Exercise: Retype the entries below exactly, and keep every picture out of your version.

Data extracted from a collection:
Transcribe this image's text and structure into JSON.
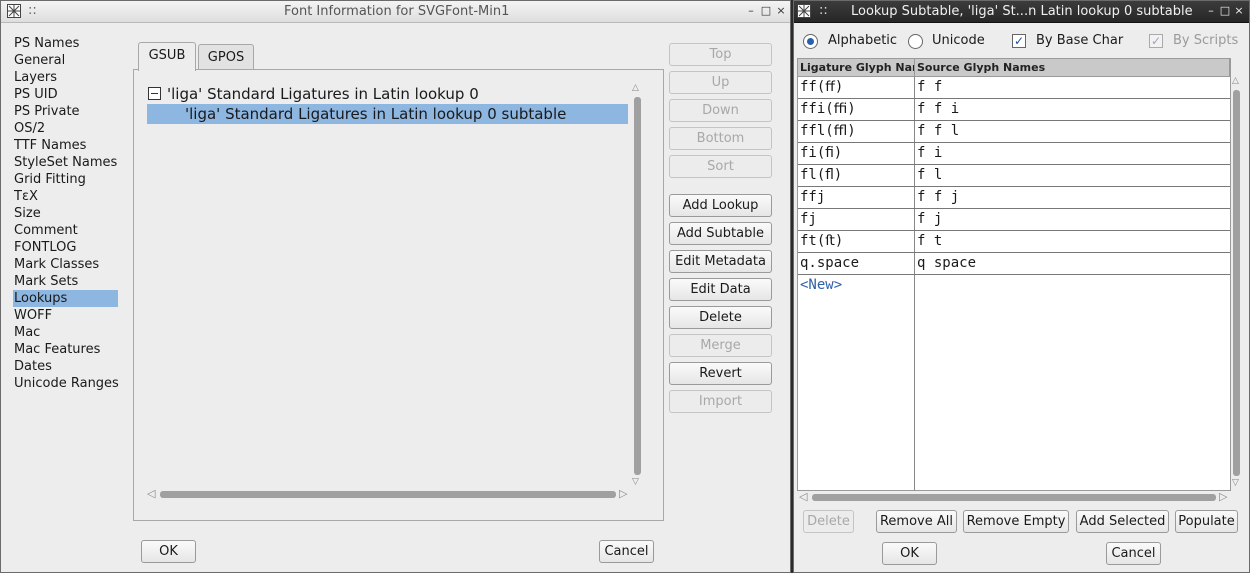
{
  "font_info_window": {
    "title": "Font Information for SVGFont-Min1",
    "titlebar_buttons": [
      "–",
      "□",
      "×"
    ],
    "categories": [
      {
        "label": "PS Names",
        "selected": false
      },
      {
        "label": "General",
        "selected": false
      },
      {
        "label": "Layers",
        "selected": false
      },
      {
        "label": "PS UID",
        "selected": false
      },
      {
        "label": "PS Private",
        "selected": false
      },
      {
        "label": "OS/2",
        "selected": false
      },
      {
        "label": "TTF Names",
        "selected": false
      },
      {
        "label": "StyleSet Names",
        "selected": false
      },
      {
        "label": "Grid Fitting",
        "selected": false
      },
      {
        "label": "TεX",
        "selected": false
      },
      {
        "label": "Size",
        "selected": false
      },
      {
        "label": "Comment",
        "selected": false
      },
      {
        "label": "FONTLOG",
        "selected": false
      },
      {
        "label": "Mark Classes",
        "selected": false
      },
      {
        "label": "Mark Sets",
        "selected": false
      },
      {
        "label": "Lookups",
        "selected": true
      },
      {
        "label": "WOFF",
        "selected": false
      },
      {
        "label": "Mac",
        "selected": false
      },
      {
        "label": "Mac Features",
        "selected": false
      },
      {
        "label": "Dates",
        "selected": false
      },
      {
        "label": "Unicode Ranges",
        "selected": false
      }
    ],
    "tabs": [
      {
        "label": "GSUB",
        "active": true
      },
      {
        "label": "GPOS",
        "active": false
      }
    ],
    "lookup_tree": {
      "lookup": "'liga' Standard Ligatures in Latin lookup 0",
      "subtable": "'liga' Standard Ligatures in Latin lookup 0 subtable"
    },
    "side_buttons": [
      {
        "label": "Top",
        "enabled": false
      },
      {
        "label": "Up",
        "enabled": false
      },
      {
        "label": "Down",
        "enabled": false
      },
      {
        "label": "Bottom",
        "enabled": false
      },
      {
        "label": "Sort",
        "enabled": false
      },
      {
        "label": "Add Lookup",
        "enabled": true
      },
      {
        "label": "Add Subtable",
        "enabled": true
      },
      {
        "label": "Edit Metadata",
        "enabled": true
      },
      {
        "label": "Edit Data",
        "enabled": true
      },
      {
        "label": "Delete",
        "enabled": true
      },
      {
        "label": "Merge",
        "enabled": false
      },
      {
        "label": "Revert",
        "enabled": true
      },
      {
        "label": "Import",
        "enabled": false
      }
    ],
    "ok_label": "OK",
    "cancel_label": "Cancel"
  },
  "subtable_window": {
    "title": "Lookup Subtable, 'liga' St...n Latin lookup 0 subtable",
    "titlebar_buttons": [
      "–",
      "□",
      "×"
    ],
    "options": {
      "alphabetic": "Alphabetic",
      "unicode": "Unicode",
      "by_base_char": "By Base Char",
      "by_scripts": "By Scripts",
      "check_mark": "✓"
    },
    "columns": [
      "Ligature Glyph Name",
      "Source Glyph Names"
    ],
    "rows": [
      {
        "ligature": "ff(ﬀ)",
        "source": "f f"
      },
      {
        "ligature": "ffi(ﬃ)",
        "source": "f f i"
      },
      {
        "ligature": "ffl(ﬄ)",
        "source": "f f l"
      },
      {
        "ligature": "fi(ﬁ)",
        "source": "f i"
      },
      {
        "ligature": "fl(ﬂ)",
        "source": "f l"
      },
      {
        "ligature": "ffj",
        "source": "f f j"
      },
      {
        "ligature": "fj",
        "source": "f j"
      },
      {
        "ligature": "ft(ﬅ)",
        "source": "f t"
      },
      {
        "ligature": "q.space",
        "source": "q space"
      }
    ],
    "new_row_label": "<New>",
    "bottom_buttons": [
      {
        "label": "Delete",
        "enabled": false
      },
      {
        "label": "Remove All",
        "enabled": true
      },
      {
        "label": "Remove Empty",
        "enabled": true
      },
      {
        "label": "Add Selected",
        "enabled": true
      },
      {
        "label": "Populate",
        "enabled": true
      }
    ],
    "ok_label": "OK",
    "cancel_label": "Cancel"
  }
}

Problem solution:
Transcribe this image's text and structure into JSON.
{
  "font_info_window": {
    "title": "Font Information for SVGFont-Min1",
    "titlebar_buttons": [
      "–",
      "□",
      "×"
    ],
    "categories": [
      {
        "label": "PS Names",
        "selected": false
      },
      {
        "label": "General",
        "selected": false
      },
      {
        "label": "Layers",
        "selected": false
      },
      {
        "label": "PS UID",
        "selected": false
      },
      {
        "label": "PS Private",
        "selected": false
      },
      {
        "label": "OS/2",
        "selected": false
      },
      {
        "label": "TTF Names",
        "selected": false
      },
      {
        "label": "StyleSet Names",
        "selected": false
      },
      {
        "label": "Grid Fitting",
        "selected": false
      },
      {
        "label": "TεX",
        "selected": false
      },
      {
        "label": "Size",
        "selected": false
      },
      {
        "label": "Comment",
        "selected": false
      },
      {
        "label": "FONTLOG",
        "selected": false
      },
      {
        "label": "Mark Classes",
        "selected": false
      },
      {
        "label": "Mark Sets",
        "selected": false
      },
      {
        "label": "Lookups",
        "selected": true
      },
      {
        "label": "WOFF",
        "selected": false
      },
      {
        "label": "Mac",
        "selected": false
      },
      {
        "label": "Mac Features",
        "selected": false
      },
      {
        "label": "Dates",
        "selected": false
      },
      {
        "label": "Unicode Ranges",
        "selected": false
      }
    ],
    "tabs": [
      {
        "label": "GSUB",
        "active": true
      },
      {
        "label": "GPOS",
        "active": false
      }
    ],
    "lookup_tree": {
      "lookup": "'liga' Standard Ligatures in Latin lookup 0",
      "subtable": "'liga' Standard Ligatures in Latin lookup 0 subtable"
    },
    "side_buttons": [
      {
        "label": "Top",
        "enabled": false
      },
      {
        "label": "Up",
        "enabled": false
      },
      {
        "label": "Down",
        "enabled": false
      },
      {
        "label": "Bottom",
        "enabled": false
      },
      {
        "label": "Sort",
        "enabled": false
      },
      {
        "label": "Add Lookup",
        "enabled": true
      },
      {
        "label": "Add Subtable",
        "enabled": true
      },
      {
        "label": "Edit Metadata",
        "enabled": true
      },
      {
        "label": "Edit Data",
        "enabled": true
      },
      {
        "label": "Delete",
        "enabled": true
      },
      {
        "label": "Merge",
        "enabled": false
      },
      {
        "label": "Revert",
        "enabled": true
      },
      {
        "label": "Import",
        "enabled": false
      }
    ],
    "ok_label": "OK",
    "cancel_label": "Cancel"
  },
  "subtable_window": {
    "title": "Lookup Subtable, 'liga' St...n Latin lookup 0 subtable",
    "titlebar_buttons": [
      "–",
      "□",
      "×"
    ],
    "options": {
      "alphabetic": "Alphabetic",
      "unicode": "Unicode",
      "by_base_char": "By Base Char",
      "by_scripts": "By Scripts",
      "check_mark": "✓"
    },
    "columns": [
      "Ligature Glyph Name",
      "Source Glyph Names"
    ],
    "rows": [
      {
        "ligature": "ff(ﬀ)",
        "source": "f f"
      },
      {
        "ligature": "ffi(ﬃ)",
        "source": "f f i"
      },
      {
        "ligature": "ffl(ﬄ)",
        "source": "f f l"
      },
      {
        "ligature": "fi(ﬁ)",
        "source": "f i"
      },
      {
        "ligature": "fl(ﬂ)",
        "source": "f l"
      },
      {
        "ligature": "ffj",
        "source": "f f j"
      },
      {
        "ligature": "fj",
        "source": "f j"
      },
      {
        "ligature": "ft(ﬅ)",
        "source": "f t"
      },
      {
        "ligature": "q.space",
        "source": "q space"
      }
    ],
    "new_row_label": "<New>",
    "bottom_buttons": [
      {
        "label": "Delete",
        "enabled": false
      },
      {
        "label": "Remove All",
        "enabled": true
      },
      {
        "label": "Remove Empty",
        "enabled": true
      },
      {
        "label": "Add Selected",
        "enabled": true
      },
      {
        "label": "Populate",
        "enabled": true
      }
    ],
    "ok_label": "OK",
    "cancel_label": "Cancel"
  }
}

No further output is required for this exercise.